Exercise requirements
One line at a time, check the entries below for the word "menu", and copy each line that has it.

Data about app and page elements:
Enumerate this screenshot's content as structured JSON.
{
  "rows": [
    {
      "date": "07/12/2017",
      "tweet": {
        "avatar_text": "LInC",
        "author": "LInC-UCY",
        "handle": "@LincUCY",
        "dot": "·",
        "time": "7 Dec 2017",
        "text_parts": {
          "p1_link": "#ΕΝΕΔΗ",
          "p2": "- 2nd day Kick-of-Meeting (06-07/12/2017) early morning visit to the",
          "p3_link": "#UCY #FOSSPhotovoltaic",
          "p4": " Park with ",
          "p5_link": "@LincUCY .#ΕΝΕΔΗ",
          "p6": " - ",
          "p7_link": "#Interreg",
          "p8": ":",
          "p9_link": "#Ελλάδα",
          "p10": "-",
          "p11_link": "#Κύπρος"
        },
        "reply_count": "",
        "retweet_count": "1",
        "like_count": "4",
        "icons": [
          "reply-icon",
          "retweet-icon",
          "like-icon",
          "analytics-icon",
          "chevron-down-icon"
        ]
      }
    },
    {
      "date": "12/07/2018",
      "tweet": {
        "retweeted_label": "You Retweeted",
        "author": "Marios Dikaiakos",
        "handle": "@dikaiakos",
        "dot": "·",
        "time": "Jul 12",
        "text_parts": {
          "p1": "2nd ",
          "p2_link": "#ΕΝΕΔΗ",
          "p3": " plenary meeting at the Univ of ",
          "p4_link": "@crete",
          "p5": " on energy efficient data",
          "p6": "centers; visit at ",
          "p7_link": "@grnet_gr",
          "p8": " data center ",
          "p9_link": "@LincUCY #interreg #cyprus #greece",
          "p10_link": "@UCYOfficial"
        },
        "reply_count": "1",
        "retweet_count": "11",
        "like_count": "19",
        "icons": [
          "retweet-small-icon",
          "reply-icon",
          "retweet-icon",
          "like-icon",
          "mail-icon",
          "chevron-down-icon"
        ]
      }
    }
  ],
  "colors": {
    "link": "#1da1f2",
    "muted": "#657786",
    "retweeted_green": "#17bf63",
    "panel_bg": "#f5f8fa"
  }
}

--

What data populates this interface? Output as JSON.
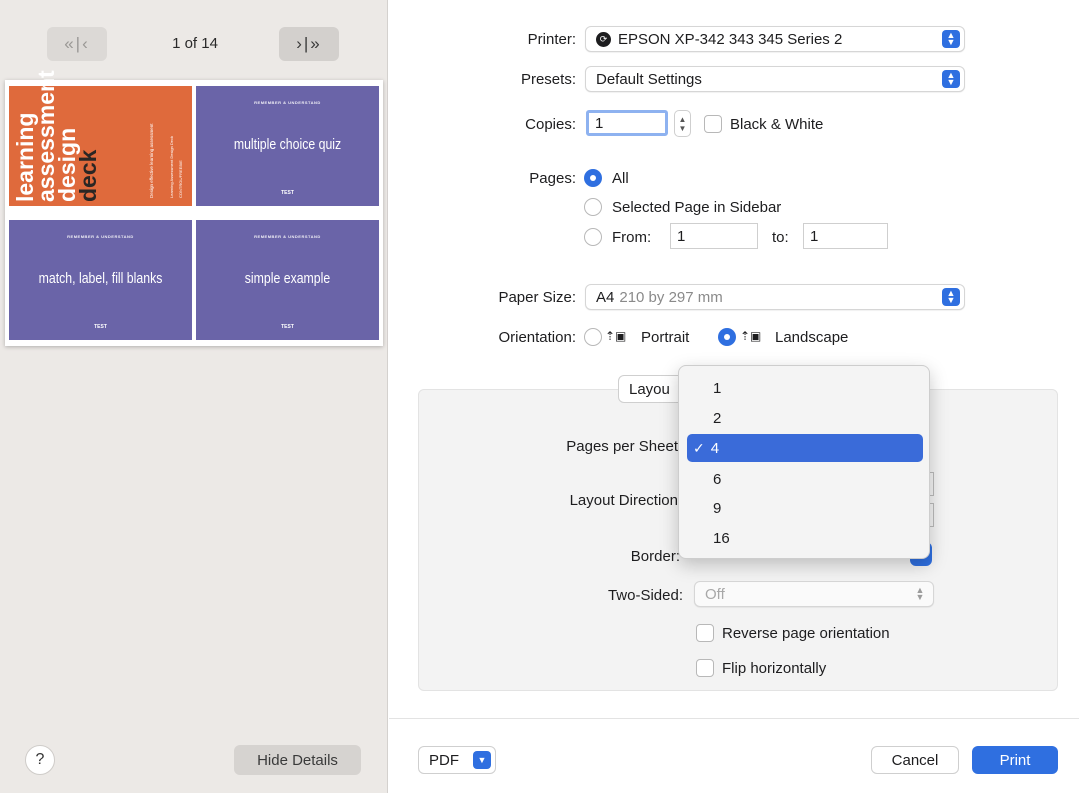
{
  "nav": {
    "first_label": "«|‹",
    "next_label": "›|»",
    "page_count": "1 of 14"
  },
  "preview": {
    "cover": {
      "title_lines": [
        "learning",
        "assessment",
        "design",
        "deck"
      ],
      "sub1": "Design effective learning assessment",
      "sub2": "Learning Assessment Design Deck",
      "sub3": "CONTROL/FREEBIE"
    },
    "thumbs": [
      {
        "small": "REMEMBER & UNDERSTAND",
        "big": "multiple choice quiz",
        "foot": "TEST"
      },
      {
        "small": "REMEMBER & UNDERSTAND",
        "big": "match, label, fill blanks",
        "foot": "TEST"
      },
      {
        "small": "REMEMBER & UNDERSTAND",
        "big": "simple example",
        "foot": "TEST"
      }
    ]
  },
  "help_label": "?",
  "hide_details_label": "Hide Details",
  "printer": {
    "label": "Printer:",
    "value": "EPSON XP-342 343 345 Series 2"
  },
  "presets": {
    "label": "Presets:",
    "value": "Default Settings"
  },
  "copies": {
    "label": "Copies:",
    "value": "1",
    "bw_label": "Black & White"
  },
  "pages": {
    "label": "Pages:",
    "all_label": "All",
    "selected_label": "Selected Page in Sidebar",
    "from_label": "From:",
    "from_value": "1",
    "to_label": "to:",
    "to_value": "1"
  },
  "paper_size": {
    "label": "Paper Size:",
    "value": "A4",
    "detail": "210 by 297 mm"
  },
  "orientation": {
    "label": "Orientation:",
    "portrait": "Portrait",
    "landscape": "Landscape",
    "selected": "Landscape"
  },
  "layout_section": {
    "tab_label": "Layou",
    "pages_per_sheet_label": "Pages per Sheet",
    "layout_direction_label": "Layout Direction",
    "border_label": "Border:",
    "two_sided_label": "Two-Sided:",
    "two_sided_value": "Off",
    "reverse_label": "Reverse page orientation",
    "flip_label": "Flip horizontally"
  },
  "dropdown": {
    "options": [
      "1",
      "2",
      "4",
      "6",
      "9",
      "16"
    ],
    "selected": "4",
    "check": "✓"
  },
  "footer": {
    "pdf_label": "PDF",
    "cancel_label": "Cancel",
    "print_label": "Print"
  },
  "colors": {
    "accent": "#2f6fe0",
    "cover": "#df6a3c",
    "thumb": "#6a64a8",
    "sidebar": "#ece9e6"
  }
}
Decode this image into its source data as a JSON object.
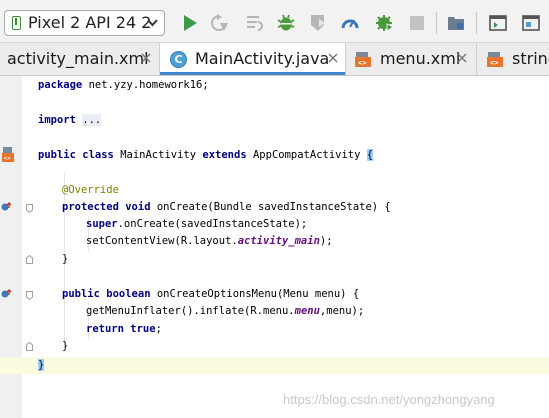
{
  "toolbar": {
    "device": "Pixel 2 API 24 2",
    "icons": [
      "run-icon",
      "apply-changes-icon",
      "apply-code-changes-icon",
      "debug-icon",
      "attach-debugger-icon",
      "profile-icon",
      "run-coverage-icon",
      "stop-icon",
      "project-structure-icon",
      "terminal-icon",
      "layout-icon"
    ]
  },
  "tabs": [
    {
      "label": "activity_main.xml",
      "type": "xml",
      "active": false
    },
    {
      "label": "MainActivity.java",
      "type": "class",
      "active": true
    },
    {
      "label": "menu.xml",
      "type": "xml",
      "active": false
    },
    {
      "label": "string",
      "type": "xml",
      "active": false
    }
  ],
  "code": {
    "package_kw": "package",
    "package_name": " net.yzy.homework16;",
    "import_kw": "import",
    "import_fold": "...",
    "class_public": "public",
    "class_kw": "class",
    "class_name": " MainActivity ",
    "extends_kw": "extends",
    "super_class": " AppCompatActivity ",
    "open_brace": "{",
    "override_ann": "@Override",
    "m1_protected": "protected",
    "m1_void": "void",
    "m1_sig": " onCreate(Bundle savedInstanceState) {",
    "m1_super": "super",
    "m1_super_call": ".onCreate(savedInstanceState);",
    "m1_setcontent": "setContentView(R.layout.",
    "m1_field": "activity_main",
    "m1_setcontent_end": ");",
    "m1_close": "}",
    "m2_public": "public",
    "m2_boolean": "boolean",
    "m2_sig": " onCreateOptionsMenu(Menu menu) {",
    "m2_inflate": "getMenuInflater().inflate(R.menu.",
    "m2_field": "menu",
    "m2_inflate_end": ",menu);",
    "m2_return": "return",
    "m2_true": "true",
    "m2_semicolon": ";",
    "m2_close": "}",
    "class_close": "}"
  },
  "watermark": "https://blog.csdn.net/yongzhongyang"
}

Response below
      "label": "menu.xml",
    "m2_sig": " onCreateOptionsMenu(Menu menu) {",
    "m2_inflate": "getMenuInflater().inflate(R.menu.",
    "m2_field": "menu",
    "m2_inflate_end": ",menu);",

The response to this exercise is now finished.